i think both k'naan and j.period have outdone themselves with this one, and i cannot wait to hear the rest. the EP was released on august 18th and j.period and k'naan will pay tribute to each individual 'messenger' with a new release every tuesday in september. the tribute to fela kuti will be released on september 1st; the tribute to bob marley on september 8th, and the tribute to bob dylan on september 15th. the messengers entire compliation will be released on September 22nd.
on August 3 2009, the lovely and elegant Naomi Sims passed away from complications due to Cancer. she was 61.
she broke barriers with her appearances on magazine covers long before any other black model and has left behind iconic images only made possible by her determination to overcome the numerous boundaries she faced in life, both personally and professionally.
rest in peace, Ms. Sims. thank you for breaking ground.
out of monumental pain and darkness can arise true, exquisite beauty and light.
i've been meaning to write about fellow nomadic afropolitan, iyaDede, since i first discovered her a few months ago...and her voice is currently the soundtrack to these chronicles. it is a voice that is at once both delicate and powerful, her style uncategorizable, her talent unrefutable.
a survivor of Rwanda's 1994 Genocide, iyaDede has overcome pain, trauma and incredible loss and has emerged with an inspirational strength and spirit. after leaving Rwanda, she lived in Belgium [where she awesomely sang back-up for the incredible Zap Mama], and then ultimately in the US where she currently resides in Brooklyn. her passion and love for her home country and continent is evident in her words and i am so proud she is representing with such soul, beauty, grace, funk, and fire.
her forthcoming album is entitled 'talking to god' and is an eclectic mix of electronic pop funkadelic hotness. this woman's star is rising and i cannot wait to see what happens in the coming months. in the coming years.
here she performs her powerful 'in my darkest hour' at the Brooklyn Museum (spontenously accompanied by Rwandan dancers).
john forte's 'style free' EP will be out next week.

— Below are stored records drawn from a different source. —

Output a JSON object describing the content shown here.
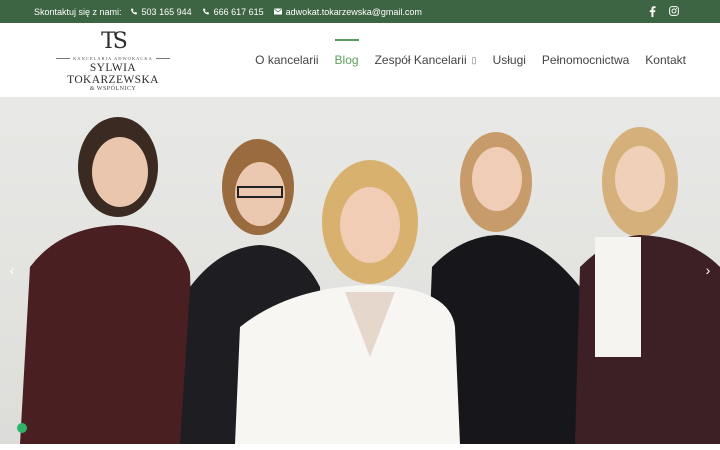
{
  "topbar": {
    "contact_label": "Skontaktuj się z nami:",
    "phone_1": "503 165 944",
    "phone_2": "666 617 615",
    "email": "adwokat.tokarzewska@gmail.com",
    "social": [
      "facebook-icon",
      "instagram-icon"
    ]
  },
  "logo": {
    "monogram": "TS",
    "small": "KANCELARIA ADWOKACKA",
    "name": "SYLWIA TOKARZEWSKA",
    "sub": "& WSPÓLNICY"
  },
  "nav": {
    "items": [
      {
        "label": "O kancelarii"
      },
      {
        "label": "Blog",
        "active": true
      },
      {
        "label": "Zespół Kancelarii"
      },
      {
        "label": "Usługi"
      },
      {
        "label": "Pełnomocnictwa"
      },
      {
        "label": "Kontakt"
      }
    ]
  },
  "hero": {
    "arrow_left": "‹",
    "arrow_right": "›"
  },
  "colors": {
    "topbar": "#3e6543",
    "accent": "#5b9e5c"
  }
}
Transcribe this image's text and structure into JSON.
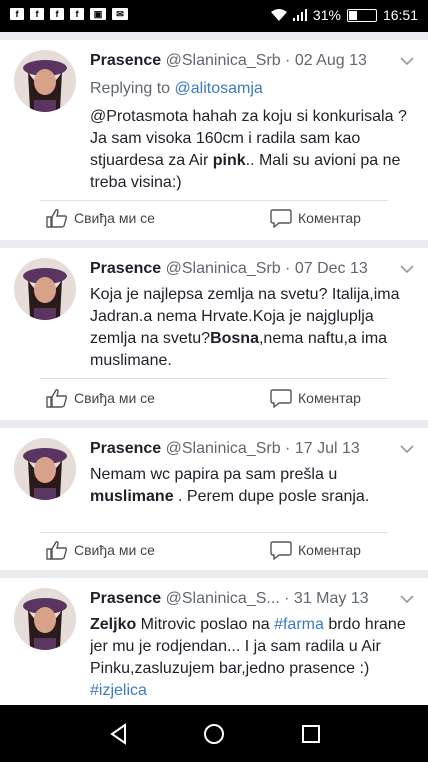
{
  "status": {
    "battery": "31%",
    "battery_level": 0.31,
    "time": "16:51"
  },
  "posts": [
    {
      "name": "Prasence",
      "handle": "@Slaninica_Srb",
      "date": "· 02 Aug 13",
      "replying_prefix": "Replying to ",
      "replying_handle": "@alitosamja",
      "text_a": "@Protasmota hahah za koju si konkurisala ? Ja sam visoka 160cm i radila sam kao stjuardesa za Air ",
      "text_bold": "pink",
      "text_b": ".. Mali su avioni pa ne treba visina:)",
      "like": "Свиђа ми се",
      "comment": "Коментар"
    },
    {
      "name": "Prasence",
      "handle": "@Slaninica_Srb",
      "date": "· 07 Dec 13",
      "text_a": "Koja je najlepsa zemlja na svetu? Italija,ima Jadran.a nema Hrvate.Koja je najgluplja zemlja na svetu?",
      "text_bold": "Bosna",
      "text_b": ",nema naftu,a ima muslimane.",
      "like": "Свиђа ми се",
      "comment": "Коментар"
    },
    {
      "name": "Prasence",
      "handle": "@Slaninica_Srb",
      "date": "· 17 Jul 13",
      "text_a": "Nemam wc papira pa sam prešla u ",
      "text_bold": "muslimane",
      "text_b": " . Perem dupe posle sranja.",
      "like": "Свиђа ми се",
      "comment": "Коментар"
    },
    {
      "name": "Prasence",
      "handle": "@Slaninica_S...",
      "date": "· 31 May 13",
      "text_bold": "Zeljko",
      "text_a": " Mitrovic poslao na ",
      "tag1": "#farma",
      "text_b": " brdo hrane jer mu je rodjendan... I ja sam radila u Air Pinku,zasluzujem bar,jedno prasence :) ",
      "tag2": "#izjelica"
    }
  ],
  "colors": {
    "link": "#3b7bbf",
    "background": "#e9ebee"
  }
}
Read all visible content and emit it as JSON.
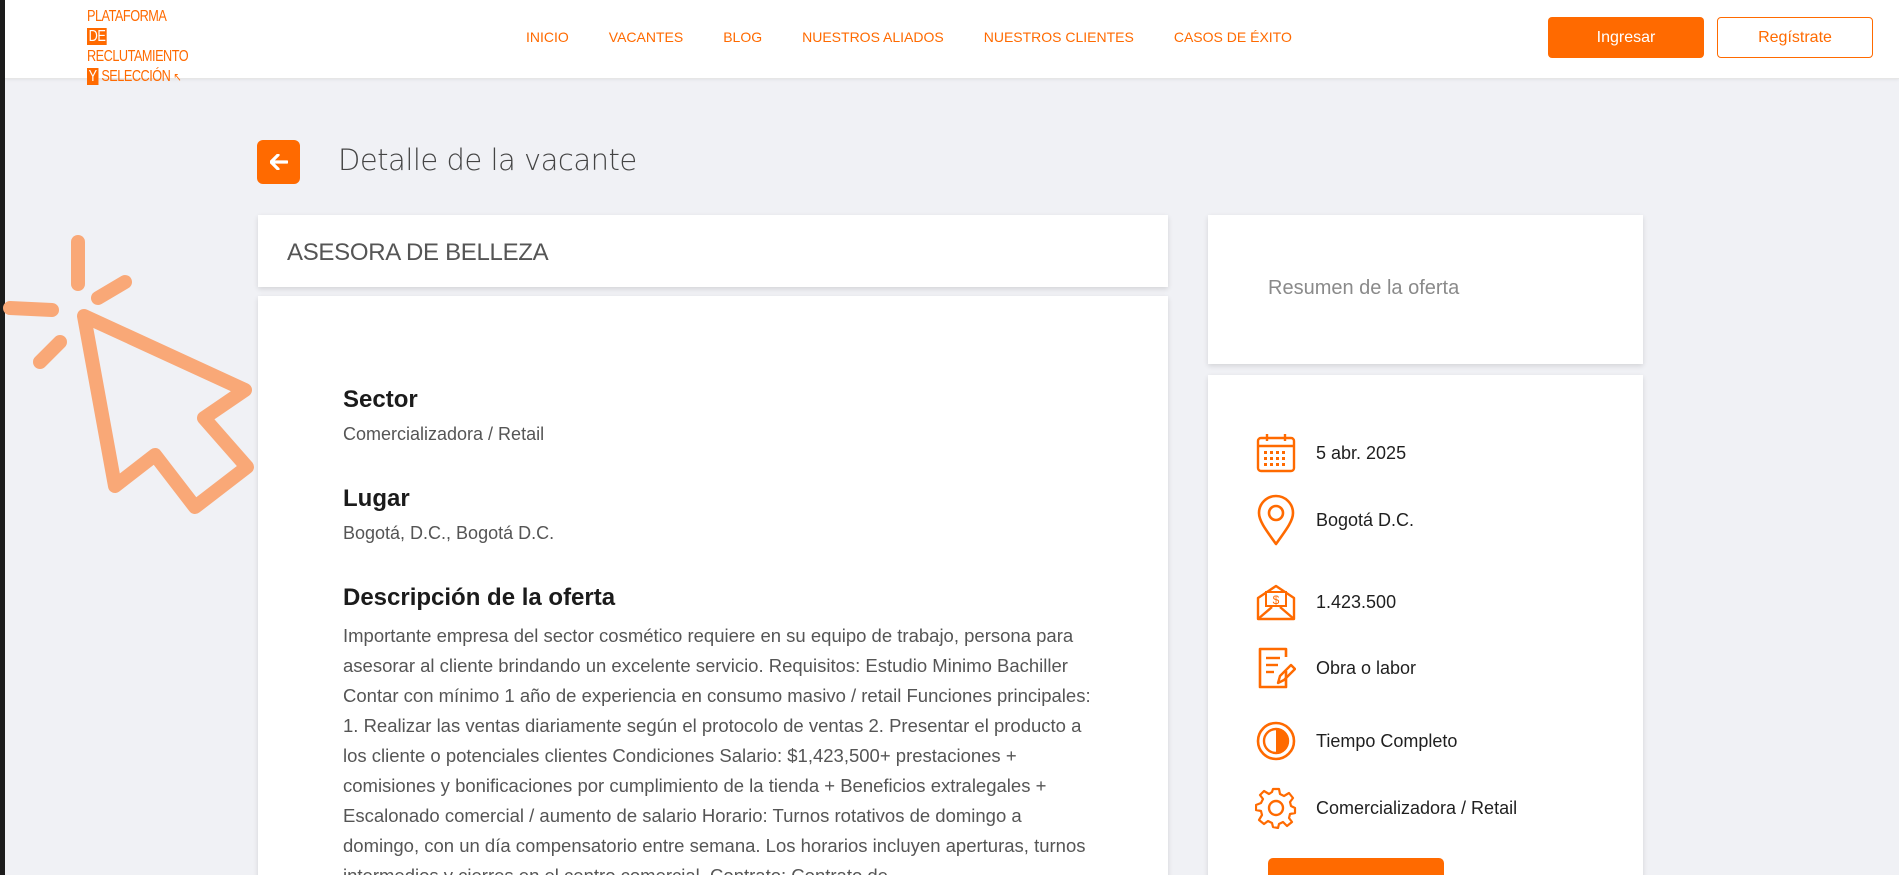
{
  "header": {
    "logo": {
      "line1": "PLATAFORMA",
      "line1_hl": "DE",
      "line2": "RECLUTAMIENTO",
      "line3_hl": "Y",
      "line3": "SELECCIÓN"
    },
    "nav": [
      "INICIO",
      "VACANTES",
      "BLOG",
      "NUESTROS ALIADOS",
      "NUESTROS CLIENTES",
      "CASOS DE ÉXITO"
    ],
    "login_label": "Ingresar",
    "register_label": "Regístrate"
  },
  "page": {
    "title": "Detalle de la vacante"
  },
  "job": {
    "title": "ASESORA DE BELLEZA",
    "sector_heading": "Sector",
    "sector_value": "Comercializadora / Retail",
    "location_heading": "Lugar",
    "location_value": "Bogotá, D.C., Bogotá D.C.",
    "description_heading": "Descripción de la oferta",
    "description": "Importante empresa del sector cosmético requiere en su equipo de trabajo, persona para asesorar al cliente brindando un excelente servicio. Requisitos: Estudio Minimo Bachiller Contar con mínimo 1 año de experiencia en consumo masivo / retail Funciones principales: 1. Realizar las ventas diariamente según el protocolo de ventas 2. Presentar el producto a los cliente o potenciales clientes Condiciones Salario: $1,423,500+ prestaciones + comisiones y bonificaciones por cumplimiento de la tienda + Beneficios extralegales + Escalonado comercial / aumento de salario Horario: Turnos rotativos de domingo a domingo, con un día compensatorio entre semana. Los horarios incluyen aperturas, turnos intermedios y cierres en el centro comercial. Contrato: Contrato de"
  },
  "summary": {
    "title": "Resumen de la oferta",
    "items": [
      {
        "icon": "calendar-icon",
        "label": "5 abr. 2025"
      },
      {
        "icon": "location-pin-icon",
        "label": "Bogotá D.C."
      },
      {
        "icon": "money-envelope-icon",
        "label": "1.423.500"
      },
      {
        "icon": "contract-document-icon",
        "label": "Obra o labor"
      },
      {
        "icon": "half-circle-icon",
        "label": "Tiempo Completo"
      },
      {
        "icon": "gear-icon",
        "label": "Comercializadora / Retail"
      }
    ]
  },
  "colors": {
    "accent": "#ff6a00",
    "background": "#f0f1f5",
    "cursor_overlay": "#f9a877"
  }
}
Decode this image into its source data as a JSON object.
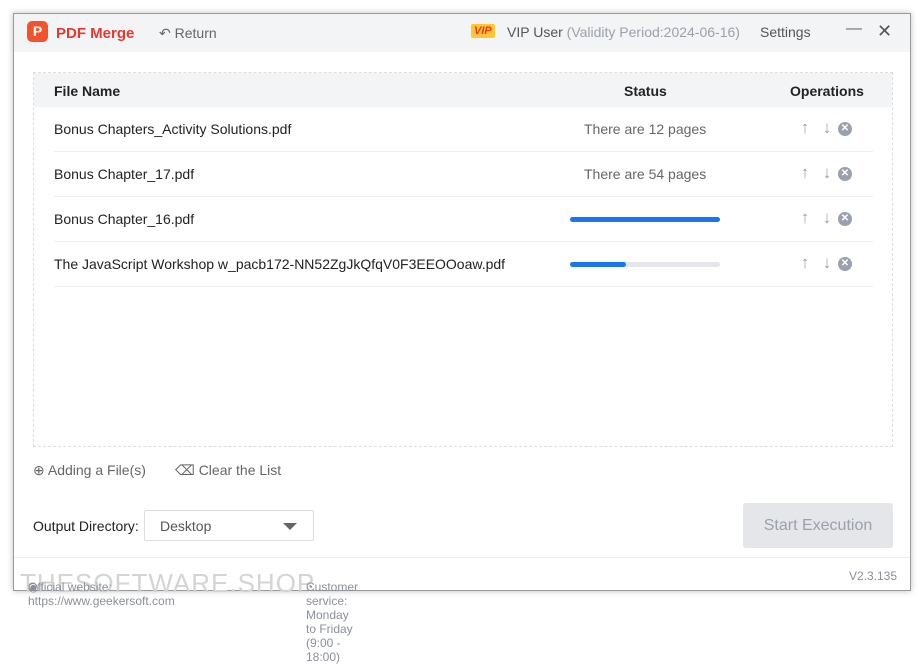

from the sounds of his latest single 'play my cards for me', it seems like he's picking up right where he left off seven years ago with 'i, john', a seriously slept-on album. loving the new direction. new track available for download at http://www.johnforte.com/.
over the past week, we have been inundated with images of and words about michael jackson. it's expected that the shocking passing of such a loved/loathed/fascinating icon illicits such massive and widespread response. i've chosen to focus on the tributes to the man, the artist, the visionary. here are a few of the heartfelt tributes that touched me the most, over the past week:
jody watley's touching ode to a man and artist she truly loved and admired, in which she shares precious memories of michael, from her childhood years to the moment she'll never forget: "I remember thinking a piece of my own childhood went with you. I will always remember the time I had with you.May your deepest sadness be healed. May your soul now rest peace."
"Rest in Peace big brother.. you were far from perfect but you were a force to be reckoned with and you influenced my life personally so much when I was growing up that I can't deny your power and your magic..."